» **Problem statement**
Please count the lines in these records that contain "buff" and give only that count.

[Data listing — start]

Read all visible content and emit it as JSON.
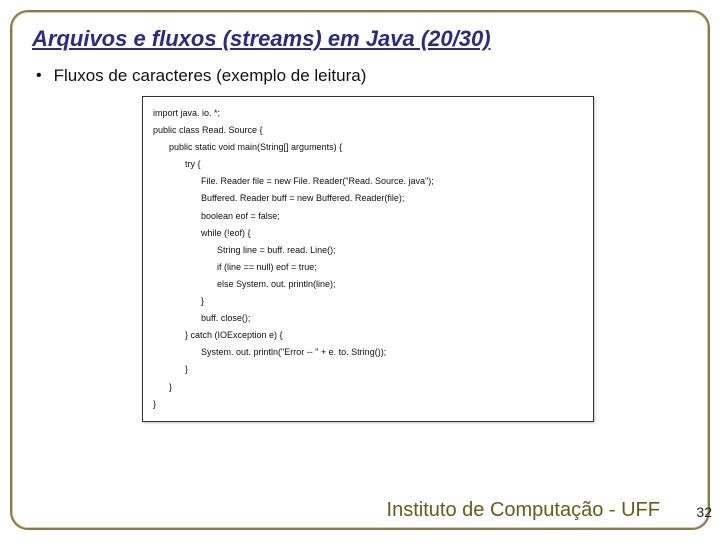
{
  "title": "Arquivos e fluxos (streams) em Java (20/30)",
  "bullet": "Fluxos de caracteres (exemplo de leitura)",
  "code": {
    "l1": "import java. io. *;",
    "l2": "public class  Read. Source {",
    "l3": "public static void main(String[] arguments) {",
    "l4": "try {",
    "l5": "File. Reader file = new   File. Reader(\"Read. Source. java\");",
    "l6": "Buffered. Reader buff = new    Buffered. Reader(file);",
    "l7": "boolean eof = false;",
    "l8": "while (!eof) {",
    "l9": "String line = buff. read. Line();",
    "l10": "if (line == null)   eof = true;",
    "l11": "else    System. out. println(line);",
    "l12": "}",
    "l13": "buff. close();",
    "l14": "} catch (IOException e) {",
    "l15": "System. out. println(\"Error -- \" + e. to. String());",
    "l16": "}",
    "l17": "}",
    "l18": "}"
  },
  "footer": "Instituto de Computação - UFF",
  "page": "32"
}
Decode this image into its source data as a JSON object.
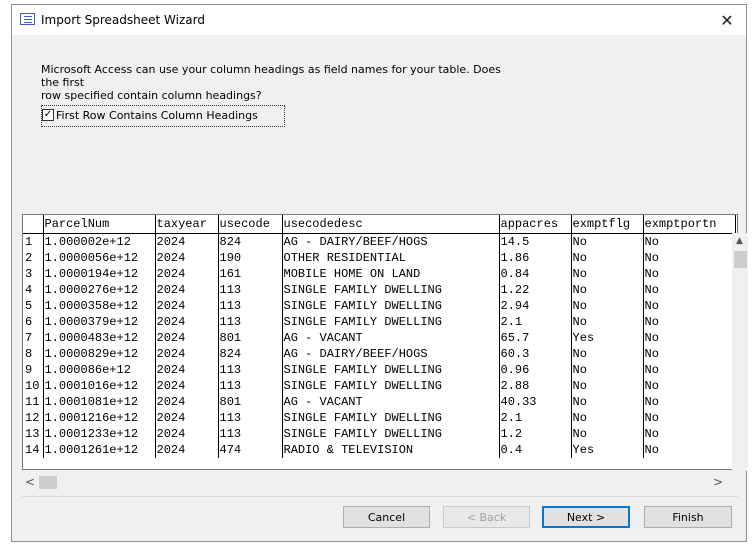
{
  "window": {
    "title": "Import Spreadsheet Wizard",
    "close_glyph": "✕"
  },
  "description": {
    "line1": "Microsoft Access can use your column headings as field names for your table. Does the first",
    "line2": "row specified contain column headings?"
  },
  "checkbox": {
    "label": "First Row Contains Column Headings",
    "checked": true,
    "mark": "✓"
  },
  "grid": {
    "columns": [
      "ParcelNum",
      "taxyear",
      "usecode",
      "usecodedesc",
      "appacres",
      "exmptflg",
      "exmptportn"
    ],
    "row_numbers": [
      "1",
      "2",
      "3",
      "4",
      "5",
      "6",
      "7",
      "8",
      "9",
      "10",
      "11",
      "12",
      "13",
      "14"
    ],
    "rows": [
      [
        "1.000002e+12",
        "2024",
        "824",
        "AG - DAIRY/BEEF/HOGS",
        "14.5",
        "No",
        "No"
      ],
      [
        "1.0000056e+12",
        "2024",
        "190",
        "OTHER RESIDENTIAL",
        "1.86",
        "No",
        "No"
      ],
      [
        "1.0000194e+12",
        "2024",
        "161",
        "MOBILE HOME ON LAND",
        "0.84",
        "No",
        "No"
      ],
      [
        "1.0000276e+12",
        "2024",
        "113",
        "SINGLE FAMILY DWELLING",
        "1.22",
        "No",
        "No"
      ],
      [
        "1.0000358e+12",
        "2024",
        "113",
        "SINGLE FAMILY DWELLING",
        "2.94",
        "No",
        "No"
      ],
      [
        "1.0000379e+12",
        "2024",
        "113",
        "SINGLE FAMILY DWELLING",
        "2.1",
        "No",
        "No"
      ],
      [
        "1.0000483e+12",
        "2024",
        "801",
        "AG - VACANT",
        "65.7",
        "Yes",
        "No"
      ],
      [
        "1.0000829e+12",
        "2024",
        "824",
        "AG - DAIRY/BEEF/HOGS",
        "60.3",
        "No",
        "No"
      ],
      [
        "1.000086e+12",
        "2024",
        "113",
        "SINGLE FAMILY DWELLING",
        "0.96",
        "No",
        "No"
      ],
      [
        "1.0001016e+12",
        "2024",
        "113",
        "SINGLE FAMILY DWELLING",
        "2.88",
        "No",
        "No"
      ],
      [
        "1.0001081e+12",
        "2024",
        "801",
        "AG - VACANT",
        "40.33",
        "No",
        "No"
      ],
      [
        "1.0001216e+12",
        "2024",
        "113",
        "SINGLE FAMILY DWELLING",
        "2.1",
        "No",
        "No"
      ],
      [
        "1.0001233e+12",
        "2024",
        "113",
        "SINGLE FAMILY DWELLING",
        "1.2",
        "No",
        "No"
      ],
      [
        "1.0001261e+12",
        "2024",
        "474",
        "RADIO & TELEVISION",
        "0.4",
        "Yes",
        "No"
      ]
    ]
  },
  "scroll": {
    "up": "▲",
    "left": "<",
    "right": ">"
  },
  "buttons": {
    "cancel": "Cancel",
    "back": "< Back",
    "next": "Next >",
    "finish": "Finish"
  }
}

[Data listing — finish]

» **Problem solution**
3